**Component data from apps and pages**.
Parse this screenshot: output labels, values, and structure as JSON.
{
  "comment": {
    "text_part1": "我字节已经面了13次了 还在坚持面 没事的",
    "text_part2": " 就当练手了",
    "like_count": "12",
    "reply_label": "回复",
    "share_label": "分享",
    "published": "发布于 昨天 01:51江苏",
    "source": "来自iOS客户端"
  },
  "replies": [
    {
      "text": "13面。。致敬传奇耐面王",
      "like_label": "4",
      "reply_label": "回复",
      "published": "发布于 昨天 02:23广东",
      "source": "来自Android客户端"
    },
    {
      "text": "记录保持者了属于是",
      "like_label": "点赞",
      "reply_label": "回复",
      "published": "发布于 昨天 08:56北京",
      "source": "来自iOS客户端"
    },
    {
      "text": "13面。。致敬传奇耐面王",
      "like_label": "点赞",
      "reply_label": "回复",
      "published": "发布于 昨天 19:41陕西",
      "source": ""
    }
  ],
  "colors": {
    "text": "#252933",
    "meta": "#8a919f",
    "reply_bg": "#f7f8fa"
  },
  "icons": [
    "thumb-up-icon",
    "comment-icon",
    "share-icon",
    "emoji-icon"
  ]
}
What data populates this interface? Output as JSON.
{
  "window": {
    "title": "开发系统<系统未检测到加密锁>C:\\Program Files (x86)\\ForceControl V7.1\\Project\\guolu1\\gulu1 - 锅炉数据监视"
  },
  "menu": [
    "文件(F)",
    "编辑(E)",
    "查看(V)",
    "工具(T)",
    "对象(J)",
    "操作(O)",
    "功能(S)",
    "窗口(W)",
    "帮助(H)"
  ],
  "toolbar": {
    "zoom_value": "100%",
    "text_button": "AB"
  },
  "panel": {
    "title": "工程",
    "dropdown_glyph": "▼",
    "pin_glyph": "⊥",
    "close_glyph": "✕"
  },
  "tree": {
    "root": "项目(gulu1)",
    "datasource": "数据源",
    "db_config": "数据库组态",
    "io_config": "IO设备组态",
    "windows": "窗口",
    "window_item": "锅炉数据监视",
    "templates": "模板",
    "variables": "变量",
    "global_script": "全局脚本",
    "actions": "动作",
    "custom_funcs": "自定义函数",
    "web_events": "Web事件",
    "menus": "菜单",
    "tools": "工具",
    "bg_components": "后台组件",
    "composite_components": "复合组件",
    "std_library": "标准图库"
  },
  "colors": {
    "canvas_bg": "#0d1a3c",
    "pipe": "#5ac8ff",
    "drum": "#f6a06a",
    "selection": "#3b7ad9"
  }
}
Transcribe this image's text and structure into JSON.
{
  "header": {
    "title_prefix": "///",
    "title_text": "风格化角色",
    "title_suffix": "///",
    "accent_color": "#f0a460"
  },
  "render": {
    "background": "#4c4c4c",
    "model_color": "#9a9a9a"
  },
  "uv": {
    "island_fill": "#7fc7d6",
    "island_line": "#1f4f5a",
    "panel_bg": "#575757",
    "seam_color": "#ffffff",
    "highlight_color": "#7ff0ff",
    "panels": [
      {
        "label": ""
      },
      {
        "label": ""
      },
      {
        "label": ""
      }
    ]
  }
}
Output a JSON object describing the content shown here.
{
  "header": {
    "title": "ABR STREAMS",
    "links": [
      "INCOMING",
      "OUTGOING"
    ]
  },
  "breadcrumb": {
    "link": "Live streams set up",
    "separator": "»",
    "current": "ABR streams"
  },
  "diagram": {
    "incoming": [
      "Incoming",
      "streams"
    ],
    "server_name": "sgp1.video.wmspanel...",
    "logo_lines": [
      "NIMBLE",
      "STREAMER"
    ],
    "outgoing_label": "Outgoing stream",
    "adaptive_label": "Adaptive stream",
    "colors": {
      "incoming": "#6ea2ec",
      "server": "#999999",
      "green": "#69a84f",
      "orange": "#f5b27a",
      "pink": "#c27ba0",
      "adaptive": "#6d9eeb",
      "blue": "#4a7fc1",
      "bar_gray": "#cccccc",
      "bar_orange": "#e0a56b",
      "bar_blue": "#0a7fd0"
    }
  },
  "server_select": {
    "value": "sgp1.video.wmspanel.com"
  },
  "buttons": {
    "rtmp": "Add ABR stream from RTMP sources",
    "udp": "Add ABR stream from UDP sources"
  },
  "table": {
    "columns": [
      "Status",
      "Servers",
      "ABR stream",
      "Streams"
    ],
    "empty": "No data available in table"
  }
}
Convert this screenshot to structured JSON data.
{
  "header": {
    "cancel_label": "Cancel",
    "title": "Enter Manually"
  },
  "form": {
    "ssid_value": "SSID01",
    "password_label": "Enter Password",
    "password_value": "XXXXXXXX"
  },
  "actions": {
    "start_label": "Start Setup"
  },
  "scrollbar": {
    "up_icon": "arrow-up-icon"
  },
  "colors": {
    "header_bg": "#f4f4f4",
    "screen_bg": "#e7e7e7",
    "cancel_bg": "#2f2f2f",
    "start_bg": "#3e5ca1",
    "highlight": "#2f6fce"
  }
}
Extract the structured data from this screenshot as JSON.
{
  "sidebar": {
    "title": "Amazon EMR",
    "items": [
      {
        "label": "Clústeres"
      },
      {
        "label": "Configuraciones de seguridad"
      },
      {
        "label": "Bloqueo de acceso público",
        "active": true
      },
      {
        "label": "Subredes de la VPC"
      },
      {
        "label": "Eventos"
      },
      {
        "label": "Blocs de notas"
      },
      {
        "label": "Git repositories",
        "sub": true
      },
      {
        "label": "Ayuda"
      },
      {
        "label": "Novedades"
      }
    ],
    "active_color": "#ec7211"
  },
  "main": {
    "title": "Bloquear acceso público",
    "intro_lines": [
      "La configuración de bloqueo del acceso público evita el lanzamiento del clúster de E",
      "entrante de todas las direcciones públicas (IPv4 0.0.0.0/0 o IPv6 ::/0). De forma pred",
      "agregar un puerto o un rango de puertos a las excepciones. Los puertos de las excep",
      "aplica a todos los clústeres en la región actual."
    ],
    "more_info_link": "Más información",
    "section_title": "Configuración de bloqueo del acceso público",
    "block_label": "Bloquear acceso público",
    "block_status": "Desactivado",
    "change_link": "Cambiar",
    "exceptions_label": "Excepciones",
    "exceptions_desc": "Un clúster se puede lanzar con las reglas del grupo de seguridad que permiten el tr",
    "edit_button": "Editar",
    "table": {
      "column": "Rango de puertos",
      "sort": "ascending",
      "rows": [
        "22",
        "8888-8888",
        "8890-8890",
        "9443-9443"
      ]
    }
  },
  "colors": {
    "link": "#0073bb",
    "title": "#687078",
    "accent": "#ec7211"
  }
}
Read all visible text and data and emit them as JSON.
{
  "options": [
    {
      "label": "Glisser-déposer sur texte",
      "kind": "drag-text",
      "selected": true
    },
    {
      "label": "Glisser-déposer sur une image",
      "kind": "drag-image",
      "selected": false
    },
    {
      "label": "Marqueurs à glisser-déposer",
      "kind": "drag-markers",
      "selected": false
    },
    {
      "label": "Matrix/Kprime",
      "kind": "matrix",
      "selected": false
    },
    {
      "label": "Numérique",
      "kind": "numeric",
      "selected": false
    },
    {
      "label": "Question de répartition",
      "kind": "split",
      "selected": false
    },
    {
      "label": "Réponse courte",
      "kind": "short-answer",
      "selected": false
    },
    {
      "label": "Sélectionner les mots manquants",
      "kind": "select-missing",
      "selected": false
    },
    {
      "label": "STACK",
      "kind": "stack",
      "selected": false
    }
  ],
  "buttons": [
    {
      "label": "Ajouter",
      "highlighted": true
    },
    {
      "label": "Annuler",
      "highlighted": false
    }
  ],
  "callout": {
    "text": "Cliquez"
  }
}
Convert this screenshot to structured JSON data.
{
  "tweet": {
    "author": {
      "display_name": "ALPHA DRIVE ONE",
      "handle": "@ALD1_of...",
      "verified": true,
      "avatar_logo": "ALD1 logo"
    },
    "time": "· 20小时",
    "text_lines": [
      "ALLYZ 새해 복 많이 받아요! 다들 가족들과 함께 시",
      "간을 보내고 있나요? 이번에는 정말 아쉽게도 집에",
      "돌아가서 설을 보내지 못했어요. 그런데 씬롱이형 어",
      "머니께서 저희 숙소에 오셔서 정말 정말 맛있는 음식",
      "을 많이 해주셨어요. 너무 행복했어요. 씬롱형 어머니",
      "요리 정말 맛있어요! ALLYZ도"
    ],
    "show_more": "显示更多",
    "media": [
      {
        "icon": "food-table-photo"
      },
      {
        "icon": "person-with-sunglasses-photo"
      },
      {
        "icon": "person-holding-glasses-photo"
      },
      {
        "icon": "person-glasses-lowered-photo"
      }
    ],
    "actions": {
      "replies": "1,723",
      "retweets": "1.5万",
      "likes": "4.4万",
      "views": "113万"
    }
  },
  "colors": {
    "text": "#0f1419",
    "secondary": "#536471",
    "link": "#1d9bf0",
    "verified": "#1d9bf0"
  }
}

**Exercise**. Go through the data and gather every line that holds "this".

**The completed task**.
Parse this screenshot: output labels, values, and structure as JSON.
What data populates this interface? Output as JSON.
Transcribe this image's text and structure into JSON.
Convert this screenshot to structured JSON data.
Extract the structured data from this screenshot as JSON.
Convert this screenshot to structured JSON data.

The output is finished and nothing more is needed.